"A younger flabbier generation has not the stamina to climb two long flights of stairs nor quite the insatiable appetite for study."
The ancient House of Sages was still there in 1966 as it still stands today in 2016 (I pass by it every Friday on my way to read to my favorite class of first graders at PS 134 Henrietta Hzold), but the old men with earlocks reading in Hebrew and Russian as well as bewigged women on park benches had already began to wane in '66. She cites undreamed of affluence of professionals such as doctors and dentists living in the cooperatives of East Broadway alongside rubble and ruin soon to be developed. Above all, the East Side of 1966 was,
"[...] tentative and in transition [...]. Most of the dark old tenements with dingy kitchens and hall toilets have given way to apartments with modern bathrooms and kitchens and sun in the living-rooms. The children are rosy-cheeked and healthy. In time shrubs and trees may screen the rawness of new brick. The apartments have undreamed of conveniences, laundries, carpentry shops and social rooms, but let us admit that they are dully like most other developments and projects. It takes time and roots for neighborhoods to form new personalities and develop strong characters."
As a transplant from Los Angeles who doesn't know any better, I can't rightfully comment on the changes Johnston speaks of. Yet, when I walk the streets of Johnston's East Side they still teem with peddlers of all sorts, though this activity is farther west than it used to be, perhaps. In the past hundred years, synagogues have been replaced by Buddhist temples, Orchard Street has become a street for art galleries and fancy boutiques rather than discount garments, though a few shops do remain.

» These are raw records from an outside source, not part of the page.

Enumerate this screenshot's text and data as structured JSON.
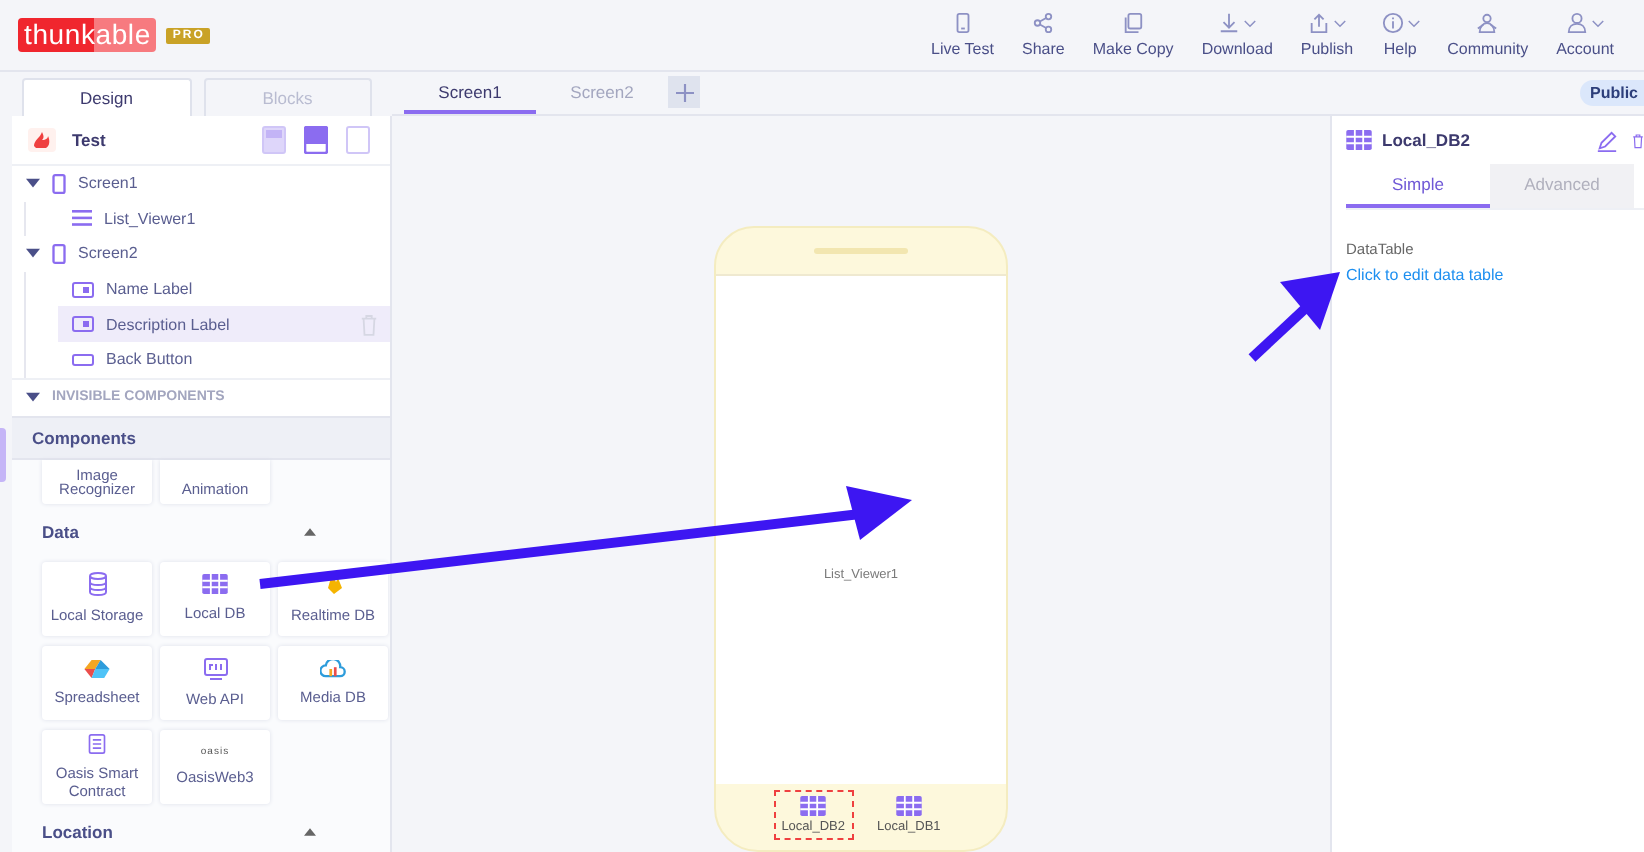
{
  "app": {
    "logo": "thunkable",
    "badge": "PRO"
  },
  "toolbar": [
    {
      "label": "Live Test",
      "kind": "phone",
      "dropdown": false
    },
    {
      "label": "Share",
      "kind": "share",
      "dropdown": false
    },
    {
      "label": "Make Copy",
      "kind": "copy",
      "dropdown": false
    },
    {
      "label": "Download",
      "kind": "download",
      "dropdown": true
    },
    {
      "label": "Publish",
      "kind": "publish",
      "dropdown": true
    },
    {
      "label": "Help",
      "kind": "info",
      "dropdown": true
    },
    {
      "label": "Community",
      "kind": "community",
      "dropdown": false
    },
    {
      "label": "Account",
      "kind": "person",
      "dropdown": true
    }
  ],
  "mode_tabs": [
    {
      "label": "Design",
      "selected": true
    },
    {
      "label": "Blocks",
      "selected": false
    }
  ],
  "screen_tabs": [
    {
      "label": "Screen1",
      "selected": true
    },
    {
      "label": "Screen2",
      "selected": false
    }
  ],
  "visibility_badge": "Public",
  "project": {
    "name": "Test",
    "device_buttons": [
      {
        "kind": "tablet",
        "selected": false
      },
      {
        "kind": "phone",
        "selected": true
      },
      {
        "kind": "outline",
        "selected": false
      }
    ]
  },
  "tree": [
    {
      "label": "Screen1",
      "kind": "screen",
      "expanded": true,
      "selected": false,
      "children": [
        {
          "label": "List_Viewer1",
          "kind": "list",
          "selected": false
        }
      ]
    },
    {
      "label": "Screen2",
      "kind": "screen",
      "expanded": true,
      "selected": false,
      "children": [
        {
          "label": "Name Label",
          "kind": "label",
          "selected": false
        },
        {
          "label": "Description Label",
          "kind": "label",
          "selected": true
        },
        {
          "label": "Back Button",
          "kind": "button",
          "selected": false
        }
      ]
    }
  ],
  "invisible_components": {
    "label": "INVISIBLE COMPONENTS",
    "expanded": true
  },
  "components_header": "Components",
  "partial_tiles": [
    {
      "label": "Image Recognizer"
    },
    {
      "label": "Animation"
    }
  ],
  "sections": [
    {
      "title": "Data",
      "expanded": true,
      "tiles": [
        {
          "label": "Local Storage",
          "kind": "db"
        },
        {
          "label": "Local DB",
          "kind": "table"
        },
        {
          "label": "Realtime DB",
          "kind": "flame"
        },
        {
          "label": "Spreadsheet",
          "kind": "sheets"
        },
        {
          "label": "Web API",
          "kind": "api"
        },
        {
          "label": "Media DB",
          "kind": "cloud"
        },
        {
          "label": "Oasis Smart Contract",
          "kind": "doc"
        },
        {
          "label": "OasisWeb3",
          "kind": "wordmark",
          "logo_text": "oasis"
        }
      ]
    },
    {
      "title": "Location",
      "expanded": true
    }
  ],
  "canvas": {
    "screen_label": "List_Viewer1",
    "nonvisible": [
      {
        "label": "Local_DB2",
        "selected": true
      },
      {
        "label": "Local_DB1",
        "selected": false
      }
    ]
  },
  "properties": {
    "title": "Local_DB2",
    "tabs": [
      {
        "label": "Simple",
        "selected": true
      },
      {
        "label": "Advanced",
        "selected": false
      }
    ],
    "fields": [
      {
        "label": "DataTable",
        "link": "Click to edit data table"
      }
    ]
  }
}
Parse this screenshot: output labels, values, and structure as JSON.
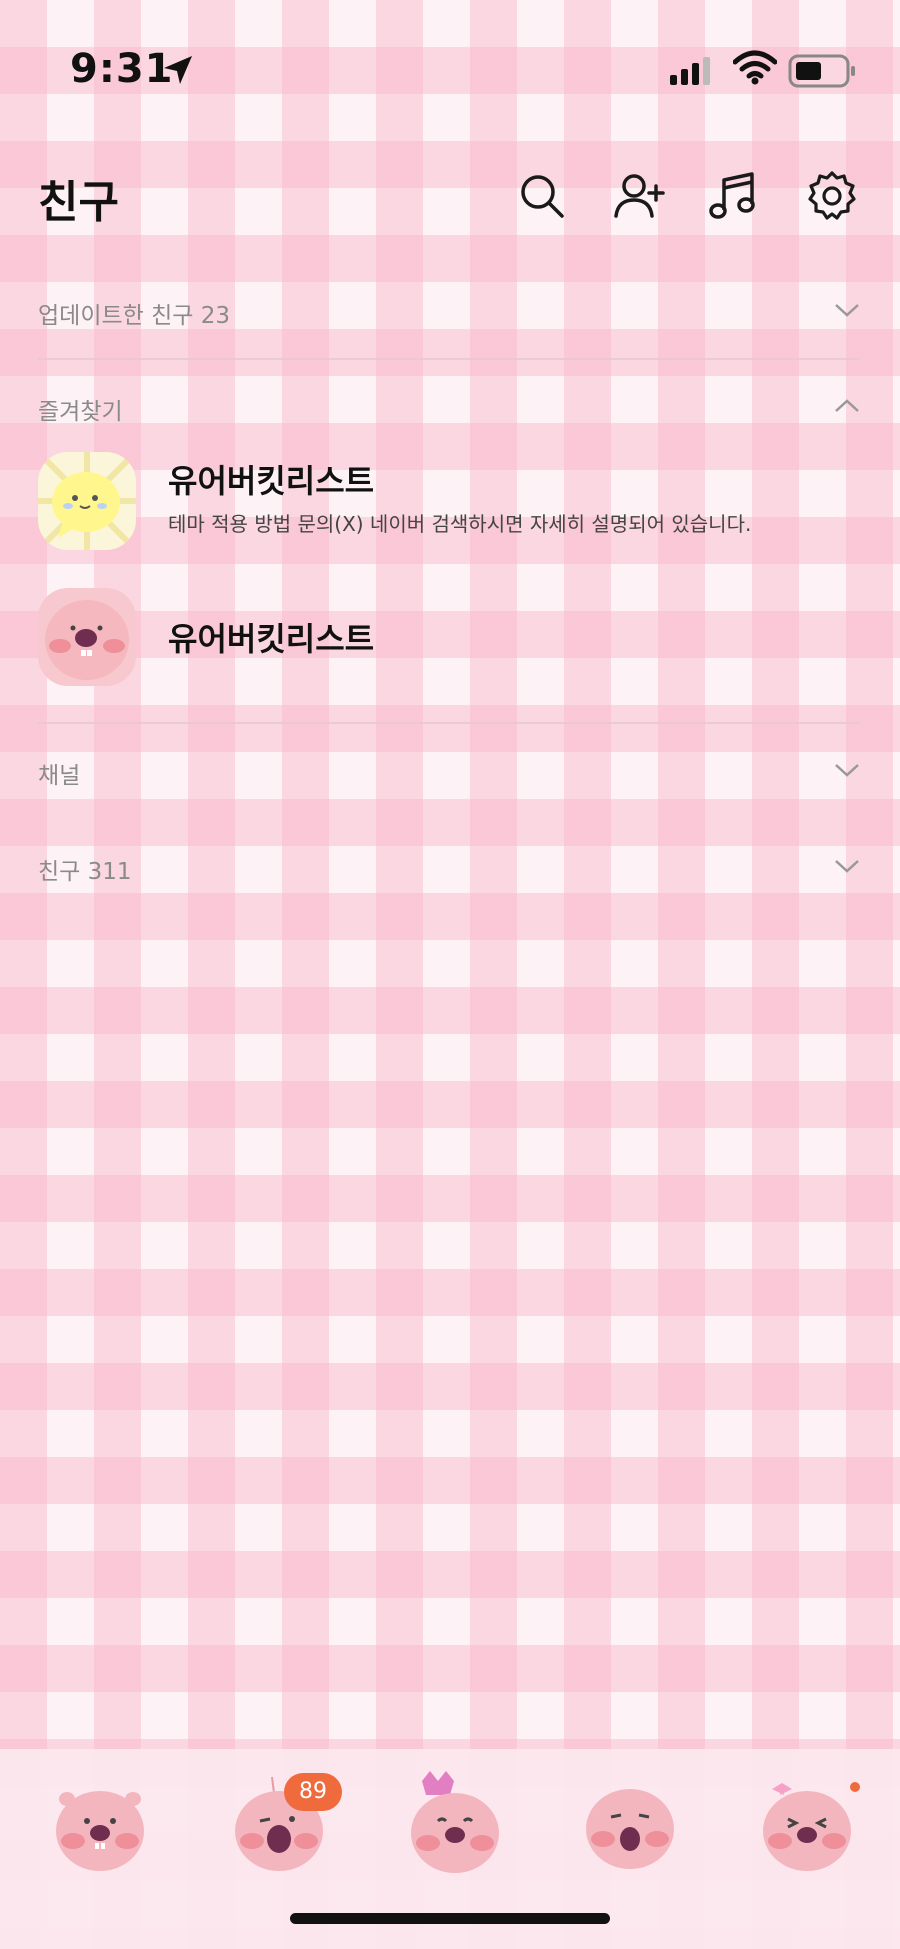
{
  "status_bar": {
    "time": "9:31"
  },
  "header": {
    "title": "친구",
    "icons": [
      "search-icon",
      "add-friend-icon",
      "music-icon",
      "settings-icon"
    ]
  },
  "sections": {
    "updated": {
      "label": "업데이트한 친구 23",
      "state": "collapsed"
    },
    "favorites": {
      "label": "즐겨찾기",
      "state": "expanded"
    },
    "channel": {
      "label": "채널",
      "state": "collapsed"
    },
    "friends": {
      "label": "친구 311",
      "state": "collapsed"
    }
  },
  "favorites_list": [
    {
      "name": "유어버킷리스트",
      "status": "테마 적용 방법 문의(X) 네이버 검색하시면 자세히 설명되어 있습니다."
    },
    {
      "name": "유어버킷리스트",
      "status": ""
    }
  ],
  "tabbar": {
    "tabs": [
      "friends-tab-icon",
      "chats-tab-icon",
      "view-tab-icon",
      "shopping-tab-icon",
      "more-tab-icon"
    ],
    "chat_badge": "89"
  },
  "colors": {
    "badge": "#ef6a3d",
    "gingham": "#f7b2c6"
  }
}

If we take Esther Johnston's memories as a standard, it's the library that has stayed the same more than anything. Our rooms are filled with patrons looking for entertainment, a place to work, or just to get away from the ruckus of noise and the pressures of constant push and pull of everyday life—is this really all that different from 1916? Here you may enjoy programs as diverse as morning tea and biscuits twice a week, Microsoft Office classes, Friday afternoon karaoke, or an evening film. We have computer and resume help, art exhibits. Your children, even more frequently than the children of a hundred years ago, may count on story times, arts and crafts, a good book, and even more amenities that weren't available in the library of yore. In a time where its harder to find a quiet place to read and work, where literally every shop is playing music to make us spend spend spend, where advertisements (or even our smartphones) are telling us what to buy, wear, eat and shop, the library offers opportunity itself—we are simply available to the public, and its a public we respond to and believe in. Indeed, libraries' faith in a Democratic public stands firmly against some of the more prevalent cynicism we see in America today.
Back in Johnston's day, artistic luminaries like author Anzia Yezierska, stage designer Boris Aronson, and playwright Bella Spewack frequented the Seward Park Branch. This was a generation that furnished a truly heroic age of American culture, from Hester Street to Hollywood. Who's next?